    It was a pretty full on day and we finished at 6pm with the only decision to be made thereafter as to how “Out out” we wanted to be by the end of the night. Our SWAN UK co-ordinator dispatched us with thanks and a clear message that we were no longer her responsibility with more than a sigh of relief.

    We had a meal booked in a well known Pizza establishment…handily located right next to the choppy waters of the Birmingham canal with no railing or fencing surrounding it whatsoever. Tottering along in my “out-out” high heeled shoes (the Minx has already ear-marked them for future use!) and not at this point having had even a sip of wine, it was a pretty sober inspiring thought that I did not want to end up having an impromptu swim post meal….Nonetheless, I did “force” myself to have the odd glass, just to be sociable!

    11;30pm quickly crept up and the sensible ones amongst us (i.e. not me!) decided to go back to the hotel, leaving the rest of us to continue our frivolities in a bar where the volume of the music threatened to make my ear drums bleed.

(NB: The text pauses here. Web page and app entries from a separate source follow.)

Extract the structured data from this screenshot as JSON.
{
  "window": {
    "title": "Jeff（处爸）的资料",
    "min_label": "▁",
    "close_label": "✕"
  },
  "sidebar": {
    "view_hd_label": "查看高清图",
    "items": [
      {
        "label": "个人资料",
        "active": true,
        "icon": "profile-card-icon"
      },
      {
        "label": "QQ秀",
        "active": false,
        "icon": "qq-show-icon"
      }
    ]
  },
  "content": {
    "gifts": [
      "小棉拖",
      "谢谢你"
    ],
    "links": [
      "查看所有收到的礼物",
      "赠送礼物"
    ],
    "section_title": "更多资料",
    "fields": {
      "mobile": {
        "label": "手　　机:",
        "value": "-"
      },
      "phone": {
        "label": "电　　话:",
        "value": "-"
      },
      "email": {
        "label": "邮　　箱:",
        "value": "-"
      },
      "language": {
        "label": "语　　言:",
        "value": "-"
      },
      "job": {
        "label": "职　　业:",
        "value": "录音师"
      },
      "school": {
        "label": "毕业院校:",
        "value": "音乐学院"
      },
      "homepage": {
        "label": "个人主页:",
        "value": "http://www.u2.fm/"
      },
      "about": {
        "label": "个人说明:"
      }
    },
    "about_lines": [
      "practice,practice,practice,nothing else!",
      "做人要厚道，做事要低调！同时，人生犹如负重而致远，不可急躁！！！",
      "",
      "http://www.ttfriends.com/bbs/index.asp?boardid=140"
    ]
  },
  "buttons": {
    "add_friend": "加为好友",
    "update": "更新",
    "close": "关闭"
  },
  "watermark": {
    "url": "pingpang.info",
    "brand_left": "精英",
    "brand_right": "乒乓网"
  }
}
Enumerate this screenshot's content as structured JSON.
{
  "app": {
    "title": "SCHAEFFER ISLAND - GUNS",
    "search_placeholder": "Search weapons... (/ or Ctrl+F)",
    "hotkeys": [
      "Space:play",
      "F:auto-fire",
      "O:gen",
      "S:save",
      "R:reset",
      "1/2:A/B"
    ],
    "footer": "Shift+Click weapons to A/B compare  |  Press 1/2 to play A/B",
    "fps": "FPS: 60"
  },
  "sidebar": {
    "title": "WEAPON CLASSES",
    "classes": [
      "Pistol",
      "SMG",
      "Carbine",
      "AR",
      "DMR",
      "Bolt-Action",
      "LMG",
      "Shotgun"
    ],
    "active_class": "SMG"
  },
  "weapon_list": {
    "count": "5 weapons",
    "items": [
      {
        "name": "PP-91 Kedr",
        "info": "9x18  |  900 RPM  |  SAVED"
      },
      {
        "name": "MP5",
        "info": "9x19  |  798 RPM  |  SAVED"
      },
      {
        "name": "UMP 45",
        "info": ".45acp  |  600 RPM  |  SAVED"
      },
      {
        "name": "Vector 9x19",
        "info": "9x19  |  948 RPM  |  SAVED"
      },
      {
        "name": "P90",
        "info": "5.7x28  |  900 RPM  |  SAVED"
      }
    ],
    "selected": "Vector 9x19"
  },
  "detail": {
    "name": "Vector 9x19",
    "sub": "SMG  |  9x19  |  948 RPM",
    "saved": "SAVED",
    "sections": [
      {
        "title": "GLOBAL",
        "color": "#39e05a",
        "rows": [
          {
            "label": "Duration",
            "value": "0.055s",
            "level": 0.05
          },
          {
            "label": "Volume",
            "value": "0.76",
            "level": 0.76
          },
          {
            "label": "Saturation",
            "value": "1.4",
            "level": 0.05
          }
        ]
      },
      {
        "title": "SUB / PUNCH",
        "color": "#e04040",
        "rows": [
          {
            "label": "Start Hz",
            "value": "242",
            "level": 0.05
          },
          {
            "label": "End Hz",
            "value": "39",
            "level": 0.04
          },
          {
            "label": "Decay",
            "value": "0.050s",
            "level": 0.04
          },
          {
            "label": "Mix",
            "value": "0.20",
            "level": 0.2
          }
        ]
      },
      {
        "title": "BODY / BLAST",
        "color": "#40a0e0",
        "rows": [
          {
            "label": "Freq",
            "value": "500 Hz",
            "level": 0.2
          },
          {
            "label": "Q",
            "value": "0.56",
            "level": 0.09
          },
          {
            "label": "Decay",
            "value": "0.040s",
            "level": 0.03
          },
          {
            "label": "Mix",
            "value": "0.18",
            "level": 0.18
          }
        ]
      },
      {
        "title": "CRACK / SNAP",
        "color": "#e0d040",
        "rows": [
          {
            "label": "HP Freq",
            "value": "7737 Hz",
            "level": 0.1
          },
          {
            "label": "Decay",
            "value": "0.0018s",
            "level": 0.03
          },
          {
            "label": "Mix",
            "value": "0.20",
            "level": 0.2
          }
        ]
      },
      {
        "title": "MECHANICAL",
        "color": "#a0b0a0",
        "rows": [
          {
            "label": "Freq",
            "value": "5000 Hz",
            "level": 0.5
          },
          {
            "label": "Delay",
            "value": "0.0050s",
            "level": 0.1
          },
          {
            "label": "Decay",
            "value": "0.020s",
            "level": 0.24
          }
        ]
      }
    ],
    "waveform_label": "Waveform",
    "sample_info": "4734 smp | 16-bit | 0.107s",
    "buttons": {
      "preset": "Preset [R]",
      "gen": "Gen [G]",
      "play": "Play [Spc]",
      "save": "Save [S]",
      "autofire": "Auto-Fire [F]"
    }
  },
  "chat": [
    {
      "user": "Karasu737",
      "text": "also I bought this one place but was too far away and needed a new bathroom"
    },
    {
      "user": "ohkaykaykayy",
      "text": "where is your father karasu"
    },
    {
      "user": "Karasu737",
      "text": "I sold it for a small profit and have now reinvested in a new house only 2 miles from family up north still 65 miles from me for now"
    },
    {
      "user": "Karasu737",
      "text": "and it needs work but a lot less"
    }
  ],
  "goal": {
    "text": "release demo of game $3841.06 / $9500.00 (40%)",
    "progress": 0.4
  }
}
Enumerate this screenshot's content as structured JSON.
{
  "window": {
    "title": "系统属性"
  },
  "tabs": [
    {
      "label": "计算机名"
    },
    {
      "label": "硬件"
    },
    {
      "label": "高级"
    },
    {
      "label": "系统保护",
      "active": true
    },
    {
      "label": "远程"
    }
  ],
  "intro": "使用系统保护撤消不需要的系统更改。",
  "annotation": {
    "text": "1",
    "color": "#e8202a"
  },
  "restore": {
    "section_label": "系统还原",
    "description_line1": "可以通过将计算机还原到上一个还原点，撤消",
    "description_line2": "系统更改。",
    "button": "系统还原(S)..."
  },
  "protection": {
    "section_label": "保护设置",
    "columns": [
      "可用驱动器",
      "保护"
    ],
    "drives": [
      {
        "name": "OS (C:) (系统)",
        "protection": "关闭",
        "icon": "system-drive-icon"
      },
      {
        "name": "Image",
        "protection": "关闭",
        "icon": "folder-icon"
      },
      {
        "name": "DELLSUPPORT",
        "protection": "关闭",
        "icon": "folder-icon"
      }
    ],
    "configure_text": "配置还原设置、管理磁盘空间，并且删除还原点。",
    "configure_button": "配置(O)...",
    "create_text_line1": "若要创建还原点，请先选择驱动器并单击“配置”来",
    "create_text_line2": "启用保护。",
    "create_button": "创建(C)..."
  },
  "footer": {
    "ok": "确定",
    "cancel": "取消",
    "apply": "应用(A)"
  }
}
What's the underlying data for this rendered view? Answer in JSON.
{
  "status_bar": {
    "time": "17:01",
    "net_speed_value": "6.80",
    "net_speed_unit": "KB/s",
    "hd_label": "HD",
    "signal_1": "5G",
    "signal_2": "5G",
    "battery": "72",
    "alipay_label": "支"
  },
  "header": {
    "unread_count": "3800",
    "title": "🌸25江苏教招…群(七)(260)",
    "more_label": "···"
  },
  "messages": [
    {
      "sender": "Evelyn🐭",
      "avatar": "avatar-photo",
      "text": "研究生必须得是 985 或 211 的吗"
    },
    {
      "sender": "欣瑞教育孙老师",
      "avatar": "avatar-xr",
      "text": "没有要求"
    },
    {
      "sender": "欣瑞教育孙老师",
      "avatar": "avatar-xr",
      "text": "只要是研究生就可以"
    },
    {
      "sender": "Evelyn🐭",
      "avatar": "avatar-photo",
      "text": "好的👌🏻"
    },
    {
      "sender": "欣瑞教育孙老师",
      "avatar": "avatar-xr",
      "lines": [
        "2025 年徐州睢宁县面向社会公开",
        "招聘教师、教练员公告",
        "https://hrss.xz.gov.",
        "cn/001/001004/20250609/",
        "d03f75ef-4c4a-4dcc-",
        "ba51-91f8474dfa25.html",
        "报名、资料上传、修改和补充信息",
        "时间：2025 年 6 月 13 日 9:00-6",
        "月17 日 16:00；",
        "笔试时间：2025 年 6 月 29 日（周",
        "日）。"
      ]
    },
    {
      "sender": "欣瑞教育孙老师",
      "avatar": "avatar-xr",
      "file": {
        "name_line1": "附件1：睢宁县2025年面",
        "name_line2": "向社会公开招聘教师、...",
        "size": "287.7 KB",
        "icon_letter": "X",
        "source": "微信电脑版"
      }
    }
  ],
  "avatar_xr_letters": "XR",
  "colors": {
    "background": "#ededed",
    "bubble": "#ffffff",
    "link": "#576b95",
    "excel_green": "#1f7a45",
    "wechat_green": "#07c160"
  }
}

    I must admit it was quite a relief to leave in the end and brave the chilly walk back, enjoying what can only be described as the spectacle of Birmingham “yoof” out to party on a Saturday night. I know I am officially old now as not only was the music far too loud but on more than one occasion I found myself goggling at the skimpy attire and scantily clad folk, muttering that they would catch their death of cold and thankful for my full length parka coat, skinny jeans and jumper…although the sparkly shoes still made me feel vaguely rebellious 🙂

    Looking forward to posting more and using my new found knowledge to bling things up in the future, I bid you adieu for now. If you would like to, I now have an FB page you can follow: Definitely Not The Waltons

    *Erm, aware last 3 blogs have had shoes in the piccies…..maybe I can get a shoe sponsorship deal?!